_About this exercise_:
Using the data below, return every line that holds the word "name".

_Listed records_:
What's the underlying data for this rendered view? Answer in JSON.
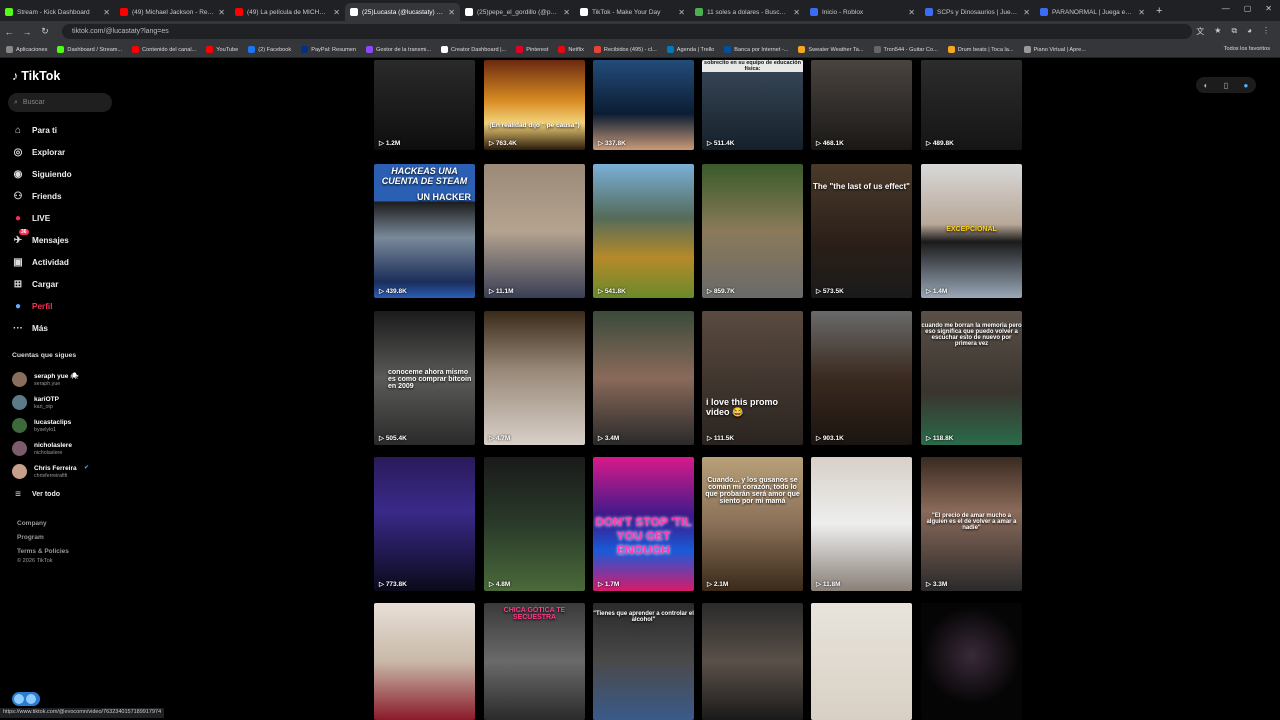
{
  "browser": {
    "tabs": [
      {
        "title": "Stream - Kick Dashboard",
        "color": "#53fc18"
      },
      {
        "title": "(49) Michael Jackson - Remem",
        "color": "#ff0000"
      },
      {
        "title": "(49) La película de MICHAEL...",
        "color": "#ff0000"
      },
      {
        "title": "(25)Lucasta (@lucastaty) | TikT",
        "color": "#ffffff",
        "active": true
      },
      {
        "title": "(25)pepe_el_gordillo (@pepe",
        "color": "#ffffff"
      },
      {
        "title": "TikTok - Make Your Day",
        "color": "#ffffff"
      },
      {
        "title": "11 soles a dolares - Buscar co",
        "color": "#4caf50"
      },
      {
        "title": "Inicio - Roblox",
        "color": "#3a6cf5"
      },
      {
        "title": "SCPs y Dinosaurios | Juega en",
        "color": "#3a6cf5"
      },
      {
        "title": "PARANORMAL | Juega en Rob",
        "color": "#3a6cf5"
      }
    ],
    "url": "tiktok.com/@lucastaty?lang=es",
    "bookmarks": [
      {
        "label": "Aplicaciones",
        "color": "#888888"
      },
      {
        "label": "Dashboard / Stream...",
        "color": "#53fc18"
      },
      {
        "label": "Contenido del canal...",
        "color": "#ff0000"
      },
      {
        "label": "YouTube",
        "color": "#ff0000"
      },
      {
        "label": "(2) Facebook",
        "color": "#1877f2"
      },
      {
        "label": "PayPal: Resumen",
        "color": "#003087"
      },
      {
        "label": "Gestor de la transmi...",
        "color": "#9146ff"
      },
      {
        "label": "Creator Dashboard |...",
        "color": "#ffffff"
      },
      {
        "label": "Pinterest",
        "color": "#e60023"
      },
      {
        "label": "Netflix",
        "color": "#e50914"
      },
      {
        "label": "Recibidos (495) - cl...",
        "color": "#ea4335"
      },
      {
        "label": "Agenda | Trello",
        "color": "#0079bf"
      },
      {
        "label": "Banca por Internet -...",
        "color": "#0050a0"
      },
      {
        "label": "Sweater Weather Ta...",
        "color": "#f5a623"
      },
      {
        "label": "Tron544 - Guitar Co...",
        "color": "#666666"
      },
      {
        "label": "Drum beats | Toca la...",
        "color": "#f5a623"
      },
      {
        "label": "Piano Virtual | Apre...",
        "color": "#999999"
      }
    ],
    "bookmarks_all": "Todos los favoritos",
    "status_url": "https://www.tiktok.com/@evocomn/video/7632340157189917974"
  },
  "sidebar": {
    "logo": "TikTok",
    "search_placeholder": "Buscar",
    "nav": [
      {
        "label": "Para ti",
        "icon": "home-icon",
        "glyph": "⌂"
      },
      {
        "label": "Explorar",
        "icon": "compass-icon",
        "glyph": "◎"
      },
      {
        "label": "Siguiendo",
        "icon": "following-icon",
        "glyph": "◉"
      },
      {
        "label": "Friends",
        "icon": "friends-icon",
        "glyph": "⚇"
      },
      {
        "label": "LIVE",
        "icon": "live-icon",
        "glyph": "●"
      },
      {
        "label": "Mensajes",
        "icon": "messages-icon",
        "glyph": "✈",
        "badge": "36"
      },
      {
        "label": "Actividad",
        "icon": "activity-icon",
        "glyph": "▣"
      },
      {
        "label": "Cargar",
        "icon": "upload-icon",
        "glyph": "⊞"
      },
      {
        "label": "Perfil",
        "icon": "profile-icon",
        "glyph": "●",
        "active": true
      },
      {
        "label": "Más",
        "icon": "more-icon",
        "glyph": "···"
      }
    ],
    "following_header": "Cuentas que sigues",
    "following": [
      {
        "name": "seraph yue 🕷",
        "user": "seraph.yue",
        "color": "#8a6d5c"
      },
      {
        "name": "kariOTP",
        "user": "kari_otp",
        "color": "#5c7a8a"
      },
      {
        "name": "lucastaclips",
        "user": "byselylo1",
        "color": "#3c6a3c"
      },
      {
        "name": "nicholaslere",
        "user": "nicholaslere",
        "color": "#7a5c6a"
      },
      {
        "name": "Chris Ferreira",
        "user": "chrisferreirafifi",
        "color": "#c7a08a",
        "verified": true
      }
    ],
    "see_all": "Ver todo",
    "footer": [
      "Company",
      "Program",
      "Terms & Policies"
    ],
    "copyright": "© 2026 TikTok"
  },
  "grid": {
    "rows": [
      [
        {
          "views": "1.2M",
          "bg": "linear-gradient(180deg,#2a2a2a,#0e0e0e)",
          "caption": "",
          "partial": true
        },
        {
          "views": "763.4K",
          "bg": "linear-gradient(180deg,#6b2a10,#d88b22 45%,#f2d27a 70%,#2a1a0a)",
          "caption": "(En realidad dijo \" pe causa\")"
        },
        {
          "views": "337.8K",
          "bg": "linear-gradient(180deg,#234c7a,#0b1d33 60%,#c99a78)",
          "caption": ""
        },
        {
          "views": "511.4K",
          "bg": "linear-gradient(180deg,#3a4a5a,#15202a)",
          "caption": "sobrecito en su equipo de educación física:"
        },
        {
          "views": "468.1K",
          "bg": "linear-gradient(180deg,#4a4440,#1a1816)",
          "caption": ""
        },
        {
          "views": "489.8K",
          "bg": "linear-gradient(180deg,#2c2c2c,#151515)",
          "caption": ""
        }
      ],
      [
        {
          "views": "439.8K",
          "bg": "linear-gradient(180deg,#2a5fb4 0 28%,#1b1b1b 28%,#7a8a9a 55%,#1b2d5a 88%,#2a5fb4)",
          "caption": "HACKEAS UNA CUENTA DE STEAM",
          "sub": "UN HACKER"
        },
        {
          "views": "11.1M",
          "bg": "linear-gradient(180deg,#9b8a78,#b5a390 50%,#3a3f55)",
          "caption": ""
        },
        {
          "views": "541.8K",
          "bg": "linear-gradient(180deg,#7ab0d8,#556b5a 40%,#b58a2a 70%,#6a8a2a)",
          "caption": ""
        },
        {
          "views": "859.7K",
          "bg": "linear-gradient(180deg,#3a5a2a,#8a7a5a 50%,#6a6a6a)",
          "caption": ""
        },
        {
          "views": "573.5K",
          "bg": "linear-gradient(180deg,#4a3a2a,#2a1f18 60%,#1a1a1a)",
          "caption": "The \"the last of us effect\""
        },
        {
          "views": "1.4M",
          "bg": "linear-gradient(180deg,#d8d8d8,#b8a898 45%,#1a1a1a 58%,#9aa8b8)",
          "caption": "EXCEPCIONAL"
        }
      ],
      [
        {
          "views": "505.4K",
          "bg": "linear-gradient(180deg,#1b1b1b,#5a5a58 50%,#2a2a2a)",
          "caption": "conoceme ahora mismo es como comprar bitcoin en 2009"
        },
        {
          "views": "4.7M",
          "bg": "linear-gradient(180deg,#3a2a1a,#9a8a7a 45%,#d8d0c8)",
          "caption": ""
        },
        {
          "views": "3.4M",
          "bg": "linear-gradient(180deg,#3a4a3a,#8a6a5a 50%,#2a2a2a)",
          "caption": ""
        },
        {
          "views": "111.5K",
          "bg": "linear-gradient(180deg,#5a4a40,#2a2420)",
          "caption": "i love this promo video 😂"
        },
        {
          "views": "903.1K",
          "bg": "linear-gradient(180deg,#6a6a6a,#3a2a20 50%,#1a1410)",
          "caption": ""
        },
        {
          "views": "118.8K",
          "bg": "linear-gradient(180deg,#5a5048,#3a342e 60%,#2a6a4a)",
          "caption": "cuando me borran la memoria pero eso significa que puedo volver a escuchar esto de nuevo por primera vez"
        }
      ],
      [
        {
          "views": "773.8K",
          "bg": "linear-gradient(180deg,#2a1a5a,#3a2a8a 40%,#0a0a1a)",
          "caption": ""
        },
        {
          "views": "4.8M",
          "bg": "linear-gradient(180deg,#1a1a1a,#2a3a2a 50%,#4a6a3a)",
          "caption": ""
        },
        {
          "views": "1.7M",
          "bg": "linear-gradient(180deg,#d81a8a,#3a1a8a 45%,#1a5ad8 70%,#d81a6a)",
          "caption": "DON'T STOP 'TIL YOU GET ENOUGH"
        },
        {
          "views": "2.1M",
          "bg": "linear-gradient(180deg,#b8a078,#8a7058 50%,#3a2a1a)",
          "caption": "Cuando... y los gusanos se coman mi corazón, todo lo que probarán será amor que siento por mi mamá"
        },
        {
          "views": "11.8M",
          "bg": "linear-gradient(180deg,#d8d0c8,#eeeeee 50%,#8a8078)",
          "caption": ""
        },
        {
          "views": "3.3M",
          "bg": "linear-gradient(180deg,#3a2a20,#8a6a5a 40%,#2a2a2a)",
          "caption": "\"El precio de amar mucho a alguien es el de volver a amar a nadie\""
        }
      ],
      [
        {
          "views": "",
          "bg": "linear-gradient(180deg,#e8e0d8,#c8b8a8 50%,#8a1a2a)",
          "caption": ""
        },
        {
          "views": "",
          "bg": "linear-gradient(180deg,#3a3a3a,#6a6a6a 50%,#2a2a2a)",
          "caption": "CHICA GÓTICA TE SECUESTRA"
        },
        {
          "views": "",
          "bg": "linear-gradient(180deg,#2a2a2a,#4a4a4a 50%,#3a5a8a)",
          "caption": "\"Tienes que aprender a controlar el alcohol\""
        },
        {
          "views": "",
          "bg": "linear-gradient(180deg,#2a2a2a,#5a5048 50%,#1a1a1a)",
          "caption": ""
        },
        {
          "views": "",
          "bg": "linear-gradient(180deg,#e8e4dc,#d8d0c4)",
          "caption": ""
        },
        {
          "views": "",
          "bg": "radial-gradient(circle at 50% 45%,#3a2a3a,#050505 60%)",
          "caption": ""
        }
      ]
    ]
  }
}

_Response below_:
        "name": "seraph yue 🕷",
        "name": "kariOTP",
        "name": "lucastaclips",
        "name": "nicholaslere",
        "name": "Chris Ferreira",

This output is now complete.